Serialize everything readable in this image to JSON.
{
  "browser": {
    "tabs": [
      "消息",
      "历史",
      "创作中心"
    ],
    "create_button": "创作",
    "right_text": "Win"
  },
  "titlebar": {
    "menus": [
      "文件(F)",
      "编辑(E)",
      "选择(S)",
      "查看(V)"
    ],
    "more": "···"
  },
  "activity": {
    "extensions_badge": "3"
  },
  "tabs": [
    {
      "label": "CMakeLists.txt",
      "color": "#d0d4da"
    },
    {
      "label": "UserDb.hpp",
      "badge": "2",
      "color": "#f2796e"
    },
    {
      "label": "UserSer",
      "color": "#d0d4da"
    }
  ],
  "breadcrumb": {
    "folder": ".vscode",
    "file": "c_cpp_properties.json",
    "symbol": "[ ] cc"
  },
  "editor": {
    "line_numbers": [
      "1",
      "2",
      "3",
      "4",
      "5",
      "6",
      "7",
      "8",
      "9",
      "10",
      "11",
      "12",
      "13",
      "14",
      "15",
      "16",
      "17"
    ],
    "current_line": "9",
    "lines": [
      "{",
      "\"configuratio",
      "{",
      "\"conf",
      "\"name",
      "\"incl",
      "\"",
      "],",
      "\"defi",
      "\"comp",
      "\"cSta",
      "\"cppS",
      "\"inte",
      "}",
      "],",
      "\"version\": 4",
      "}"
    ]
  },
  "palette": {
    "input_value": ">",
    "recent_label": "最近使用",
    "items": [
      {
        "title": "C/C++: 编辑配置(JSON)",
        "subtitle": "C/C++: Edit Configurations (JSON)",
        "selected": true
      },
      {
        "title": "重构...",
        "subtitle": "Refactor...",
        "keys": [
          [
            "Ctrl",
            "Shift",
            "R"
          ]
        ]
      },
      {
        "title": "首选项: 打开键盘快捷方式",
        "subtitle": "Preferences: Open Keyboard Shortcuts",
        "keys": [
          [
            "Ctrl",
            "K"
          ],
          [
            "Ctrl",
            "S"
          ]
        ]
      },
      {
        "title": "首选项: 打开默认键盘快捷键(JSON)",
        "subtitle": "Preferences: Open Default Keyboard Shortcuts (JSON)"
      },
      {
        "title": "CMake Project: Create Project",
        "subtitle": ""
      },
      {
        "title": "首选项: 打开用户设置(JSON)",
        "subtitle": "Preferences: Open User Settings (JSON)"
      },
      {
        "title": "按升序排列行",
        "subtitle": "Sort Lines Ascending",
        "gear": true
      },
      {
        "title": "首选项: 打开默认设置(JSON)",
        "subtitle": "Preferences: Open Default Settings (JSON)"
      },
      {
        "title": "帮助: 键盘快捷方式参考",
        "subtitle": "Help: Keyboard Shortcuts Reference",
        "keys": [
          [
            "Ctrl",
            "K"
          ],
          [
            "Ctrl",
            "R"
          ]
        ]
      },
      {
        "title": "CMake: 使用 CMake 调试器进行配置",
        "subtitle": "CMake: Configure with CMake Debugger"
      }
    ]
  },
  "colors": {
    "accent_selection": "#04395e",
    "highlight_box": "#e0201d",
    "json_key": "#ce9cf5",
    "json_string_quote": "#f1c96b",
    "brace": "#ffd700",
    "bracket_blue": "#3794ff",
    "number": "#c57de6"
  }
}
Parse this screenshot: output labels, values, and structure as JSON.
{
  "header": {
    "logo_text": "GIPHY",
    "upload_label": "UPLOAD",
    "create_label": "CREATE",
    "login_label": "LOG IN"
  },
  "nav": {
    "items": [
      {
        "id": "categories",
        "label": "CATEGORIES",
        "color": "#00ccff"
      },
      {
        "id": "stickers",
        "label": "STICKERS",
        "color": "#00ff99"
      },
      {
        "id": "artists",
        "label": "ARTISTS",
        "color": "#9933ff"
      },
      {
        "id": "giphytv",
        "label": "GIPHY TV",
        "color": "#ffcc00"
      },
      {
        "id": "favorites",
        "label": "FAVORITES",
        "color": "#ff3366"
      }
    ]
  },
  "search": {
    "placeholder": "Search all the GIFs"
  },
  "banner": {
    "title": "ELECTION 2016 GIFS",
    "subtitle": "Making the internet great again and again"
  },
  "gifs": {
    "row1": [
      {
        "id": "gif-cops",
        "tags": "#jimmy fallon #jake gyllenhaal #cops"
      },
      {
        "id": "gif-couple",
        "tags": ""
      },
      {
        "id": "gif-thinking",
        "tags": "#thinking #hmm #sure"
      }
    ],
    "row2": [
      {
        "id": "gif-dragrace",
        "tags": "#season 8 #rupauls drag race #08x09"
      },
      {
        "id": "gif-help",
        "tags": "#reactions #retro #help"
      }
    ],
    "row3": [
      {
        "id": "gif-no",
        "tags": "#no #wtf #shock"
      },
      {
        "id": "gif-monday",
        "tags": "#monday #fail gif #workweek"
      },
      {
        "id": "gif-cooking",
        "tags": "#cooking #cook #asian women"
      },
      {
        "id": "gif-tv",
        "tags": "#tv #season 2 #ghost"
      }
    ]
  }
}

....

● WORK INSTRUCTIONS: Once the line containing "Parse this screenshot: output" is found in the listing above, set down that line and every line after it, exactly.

● ANSWER TO THIS EXERCISE:
Parse this screenshot: output labels, values, and structure as JSON.
{
  "header": {
    "logo_text": "GIPHY",
    "upload_label": "UPLOAD",
    "create_label": "CREATE",
    "login_label": "LOG IN"
  },
  "nav": {
    "items": [
      {
        "id": "categories",
        "label": "CATEGORIES",
        "color": "#00ccff"
      },
      {
        "id": "stickers",
        "label": "STICKERS",
        "color": "#00ff99"
      },
      {
        "id": "artists",
        "label": "ARTISTS",
        "color": "#9933ff"
      },
      {
        "id": "giphytv",
        "label": "GIPHY TV",
        "color": "#ffcc00"
      },
      {
        "id": "favorites",
        "label": "FAVORITES",
        "color": "#ff3366"
      }
    ]
  },
  "search": {
    "placeholder": "Search all the GIFs"
  },
  "banner": {
    "title": "ELECTION 2016 GIFS",
    "subtitle": "Making the internet great again and again"
  },
  "gifs": {
    "row1": [
      {
        "id": "gif-cops",
        "tags": "#jimmy fallon #jake gyllenhaal #cops"
      },
      {
        "id": "gif-couple",
        "tags": ""
      },
      {
        "id": "gif-thinking",
        "tags": "#thinking #hmm #sure"
      }
    ],
    "row2": [
      {
        "id": "gif-dragrace",
        "tags": "#season 8 #rupauls drag race #08x09"
      },
      {
        "id": "gif-help",
        "tags": "#reactions #retro #help"
      }
    ],
    "row3": [
      {
        "id": "gif-no",
        "tags": "#no #wtf #shock"
      },
      {
        "id": "gif-monday",
        "tags": "#monday #fail gif #workweek"
      },
      {
        "id": "gif-cooking",
        "tags": "#cooking #cook #asian women"
      },
      {
        "id": "gif-tv",
        "tags": "#tv #season 2 #ghost"
      }
    ]
  }
}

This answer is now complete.